## [TO DO]
Please say how many lines below include the word "Identify", with nothing beyond the number.

━━━━━ RECORDS FOR THIS TASK ━━━━━

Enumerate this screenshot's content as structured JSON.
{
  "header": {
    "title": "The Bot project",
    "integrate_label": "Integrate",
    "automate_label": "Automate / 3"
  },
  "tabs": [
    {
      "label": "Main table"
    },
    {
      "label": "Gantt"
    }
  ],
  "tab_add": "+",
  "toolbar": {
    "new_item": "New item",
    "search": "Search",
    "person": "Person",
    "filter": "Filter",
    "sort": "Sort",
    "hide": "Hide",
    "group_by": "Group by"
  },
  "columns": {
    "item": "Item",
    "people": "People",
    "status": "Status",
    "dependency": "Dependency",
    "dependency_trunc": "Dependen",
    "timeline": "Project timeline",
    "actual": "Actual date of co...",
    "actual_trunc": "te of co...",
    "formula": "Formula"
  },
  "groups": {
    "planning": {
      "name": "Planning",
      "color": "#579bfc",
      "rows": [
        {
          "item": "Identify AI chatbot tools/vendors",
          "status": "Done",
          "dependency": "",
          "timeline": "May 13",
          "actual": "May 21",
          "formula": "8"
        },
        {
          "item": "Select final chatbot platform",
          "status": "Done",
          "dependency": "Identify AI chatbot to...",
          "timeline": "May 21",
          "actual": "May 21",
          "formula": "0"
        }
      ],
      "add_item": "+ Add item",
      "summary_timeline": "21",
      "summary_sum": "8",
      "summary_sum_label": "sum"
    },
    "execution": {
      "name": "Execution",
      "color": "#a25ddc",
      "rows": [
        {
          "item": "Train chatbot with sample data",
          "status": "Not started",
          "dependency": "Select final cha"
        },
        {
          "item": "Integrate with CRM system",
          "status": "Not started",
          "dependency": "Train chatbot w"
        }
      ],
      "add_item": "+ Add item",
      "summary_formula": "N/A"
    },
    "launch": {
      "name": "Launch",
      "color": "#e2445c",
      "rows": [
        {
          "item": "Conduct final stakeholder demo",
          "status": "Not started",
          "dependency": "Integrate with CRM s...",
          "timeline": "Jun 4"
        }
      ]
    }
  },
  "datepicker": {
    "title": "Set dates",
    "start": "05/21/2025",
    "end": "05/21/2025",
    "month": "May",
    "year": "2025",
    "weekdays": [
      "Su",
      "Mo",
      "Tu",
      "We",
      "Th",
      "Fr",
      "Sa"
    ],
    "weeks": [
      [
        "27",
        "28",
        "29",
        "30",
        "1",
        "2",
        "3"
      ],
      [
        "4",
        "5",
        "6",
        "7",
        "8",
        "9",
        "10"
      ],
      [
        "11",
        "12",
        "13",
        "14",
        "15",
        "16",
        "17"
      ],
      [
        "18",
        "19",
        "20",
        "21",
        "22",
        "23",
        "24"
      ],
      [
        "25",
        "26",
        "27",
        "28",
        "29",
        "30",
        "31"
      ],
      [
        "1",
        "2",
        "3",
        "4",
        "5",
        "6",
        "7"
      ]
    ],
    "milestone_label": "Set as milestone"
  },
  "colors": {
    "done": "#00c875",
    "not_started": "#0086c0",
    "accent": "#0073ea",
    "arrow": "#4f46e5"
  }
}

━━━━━

## [REPLY TO THE TASK]
2